* **DATA SECTION**:
---*---

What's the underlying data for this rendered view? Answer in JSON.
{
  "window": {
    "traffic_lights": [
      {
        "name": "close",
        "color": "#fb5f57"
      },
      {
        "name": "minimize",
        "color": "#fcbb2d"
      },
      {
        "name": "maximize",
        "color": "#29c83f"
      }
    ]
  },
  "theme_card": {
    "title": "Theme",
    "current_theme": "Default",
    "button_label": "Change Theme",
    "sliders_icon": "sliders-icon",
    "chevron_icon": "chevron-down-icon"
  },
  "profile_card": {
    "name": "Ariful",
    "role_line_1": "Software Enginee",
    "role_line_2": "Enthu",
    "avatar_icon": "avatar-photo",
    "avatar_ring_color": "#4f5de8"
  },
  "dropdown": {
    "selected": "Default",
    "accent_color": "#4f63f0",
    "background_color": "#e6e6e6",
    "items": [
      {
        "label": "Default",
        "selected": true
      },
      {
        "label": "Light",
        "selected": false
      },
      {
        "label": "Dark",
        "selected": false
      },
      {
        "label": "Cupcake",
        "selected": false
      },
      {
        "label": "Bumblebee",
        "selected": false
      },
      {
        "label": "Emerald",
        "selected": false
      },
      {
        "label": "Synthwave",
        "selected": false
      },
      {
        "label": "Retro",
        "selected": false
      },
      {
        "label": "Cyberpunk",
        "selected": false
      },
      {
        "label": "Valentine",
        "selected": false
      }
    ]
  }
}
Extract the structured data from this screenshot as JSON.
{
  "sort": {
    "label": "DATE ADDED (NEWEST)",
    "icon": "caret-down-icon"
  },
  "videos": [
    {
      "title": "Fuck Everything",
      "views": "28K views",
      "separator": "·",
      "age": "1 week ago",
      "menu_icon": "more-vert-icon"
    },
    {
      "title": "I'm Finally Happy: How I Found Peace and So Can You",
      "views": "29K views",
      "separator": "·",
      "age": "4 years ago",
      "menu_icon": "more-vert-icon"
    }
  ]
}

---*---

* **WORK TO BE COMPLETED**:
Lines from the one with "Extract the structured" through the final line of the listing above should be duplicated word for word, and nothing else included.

* **SOLUTION FOR THIS PROBLEM**:
Extract the structured data from this screenshot as JSON.
{
  "sort": {
    "label": "DATE ADDED (NEWEST)",
    "icon": "caret-down-icon"
  },
  "videos": [
    {
      "title": "Fuck Everything",
      "views": "28K views",
      "separator": "·",
      "age": "1 week ago",
      "menu_icon": "more-vert-icon"
    },
    {
      "title": "I'm Finally Happy: How I Found Peace and So Can You",
      "views": "29K views",
      "separator": "·",
      "age": "4 years ago",
      "menu_icon": "more-vert-icon"
    }
  ]
}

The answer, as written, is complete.